CBS4 also found that a key witness who expressed deep suspicion about what she saw that night was never interviewed at the time about her suspicions. Patricia Montoya was returning to the Denver metro area on Highway 67 that evening with a group of friends and family members. They stopped to help Henthorn and his stricken wife.
“He didn’t want us to touch her,” Montoya told CBS4. “It was a creepy feeling that he gave all of us.”
She said her group immediately began administering CPR to Lynn Henthorn, angering Harold Henthorn, who did not want anyone to touch his wife. And Montoya said when they placed their jackets over Lynn to keep her warm, “The husband wouldn’t take his coat off for her, he wouldn’t take the coat off to cover her. We all felt the same oddness. It was creepy, it was like he was trying to harm her,” said Montoya.
She said everyone in her group came away from that evening with the same feeling.
“We all said that he probably set it up to where that car fell on her and that was all our thoughts. We all thought the same thing. It didn’t seem like that was an accident.”
Several days after the incident Montoya made an appointment to go to the Douglas County Sheriff Department to retrieve her jacket. She asked the deputy who returned her jacket “if we had arrested the husband yet.
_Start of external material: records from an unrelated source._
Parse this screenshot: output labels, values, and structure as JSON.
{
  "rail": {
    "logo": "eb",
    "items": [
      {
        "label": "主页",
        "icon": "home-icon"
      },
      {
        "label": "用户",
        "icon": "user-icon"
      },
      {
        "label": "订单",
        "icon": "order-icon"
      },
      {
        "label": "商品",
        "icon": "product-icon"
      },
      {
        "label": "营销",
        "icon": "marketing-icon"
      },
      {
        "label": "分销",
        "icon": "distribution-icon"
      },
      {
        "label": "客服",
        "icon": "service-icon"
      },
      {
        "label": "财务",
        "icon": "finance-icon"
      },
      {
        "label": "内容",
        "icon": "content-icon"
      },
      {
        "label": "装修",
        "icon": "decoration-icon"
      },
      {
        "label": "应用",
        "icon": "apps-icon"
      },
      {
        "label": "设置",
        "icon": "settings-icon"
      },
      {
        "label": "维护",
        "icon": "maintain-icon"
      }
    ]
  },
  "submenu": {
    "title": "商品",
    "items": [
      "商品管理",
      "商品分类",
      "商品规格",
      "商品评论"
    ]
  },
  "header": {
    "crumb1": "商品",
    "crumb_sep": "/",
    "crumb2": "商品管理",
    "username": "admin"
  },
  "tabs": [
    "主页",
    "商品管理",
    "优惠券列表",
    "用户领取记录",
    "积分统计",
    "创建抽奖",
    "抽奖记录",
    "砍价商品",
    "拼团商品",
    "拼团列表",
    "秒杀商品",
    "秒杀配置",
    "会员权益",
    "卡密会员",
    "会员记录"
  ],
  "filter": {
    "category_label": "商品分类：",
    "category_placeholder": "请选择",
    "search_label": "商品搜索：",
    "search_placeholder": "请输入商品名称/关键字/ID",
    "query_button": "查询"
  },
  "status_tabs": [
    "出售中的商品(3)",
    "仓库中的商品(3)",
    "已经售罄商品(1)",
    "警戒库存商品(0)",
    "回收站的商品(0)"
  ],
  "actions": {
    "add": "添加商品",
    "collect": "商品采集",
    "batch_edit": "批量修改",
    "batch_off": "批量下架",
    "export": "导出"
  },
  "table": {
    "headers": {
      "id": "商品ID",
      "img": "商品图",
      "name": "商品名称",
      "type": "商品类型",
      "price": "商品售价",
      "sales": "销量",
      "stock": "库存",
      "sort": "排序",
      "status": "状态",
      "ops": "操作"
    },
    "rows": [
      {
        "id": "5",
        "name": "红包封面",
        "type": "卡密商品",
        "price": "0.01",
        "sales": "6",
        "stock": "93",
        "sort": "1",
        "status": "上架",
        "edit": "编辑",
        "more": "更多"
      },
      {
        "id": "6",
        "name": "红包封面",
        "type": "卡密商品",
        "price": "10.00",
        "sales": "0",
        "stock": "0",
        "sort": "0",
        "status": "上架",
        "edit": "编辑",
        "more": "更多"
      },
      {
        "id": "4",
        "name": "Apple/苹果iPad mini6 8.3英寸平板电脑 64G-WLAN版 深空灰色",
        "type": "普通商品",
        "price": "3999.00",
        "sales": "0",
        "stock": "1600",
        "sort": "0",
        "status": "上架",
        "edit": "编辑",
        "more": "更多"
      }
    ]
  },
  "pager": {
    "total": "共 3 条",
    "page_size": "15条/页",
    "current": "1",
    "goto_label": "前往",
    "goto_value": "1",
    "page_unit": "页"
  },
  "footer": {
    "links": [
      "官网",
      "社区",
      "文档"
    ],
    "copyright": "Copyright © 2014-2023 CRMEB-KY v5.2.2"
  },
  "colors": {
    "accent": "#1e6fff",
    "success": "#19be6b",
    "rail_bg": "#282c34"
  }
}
No way that woman got under the car like that,” according to the deputies’ account.
But Montoya says even that statement did not prompt investigators to interview her about her suspicions.
“We were all very surprised. We all felt they would come and find us. And they never did.”
Montoya says only after the case was reopened in October 2012 did Douglas County investigators seek her out and extensively interview her about that night.
Ellis Armistead terms the investigation “disjointed. The investigation is shot through with problems.”
Spurlock did not appear to want to criticize or second guess the original investigation into Lynn Henthorn’s death.
“It’s very easy to point fingers. It’s more difficult to take the evidence that you have today and move forward, and that’s what we’re going to do. I think that if we had a chance to do it over again we would do things differently,” said Spurlock. “Things are always different when you look back. Hindsight is 20-20. It serves me no good to look back 20 years or 30 or 15 years and make a judgment on what was done at that point, because I can’t change that.”
Spurlock said investigators are employing new techniques and digging up new information on Lynn Henthorn’s death.
The Jeep involved in the incident and its contents were returned to Harold Henthorn shortly after his wife’s death. At least one civilian witness who was on scene that night has died. But the Douglas County sheriff told CBS4 he is optimistic that the reopened investigation will have a positive result.
“We feel very comfortable we will be able to proceed and seek some justice for Lynn.”
Read the document contained in the case file officially closing the case as an accident, six days after the incident occurred.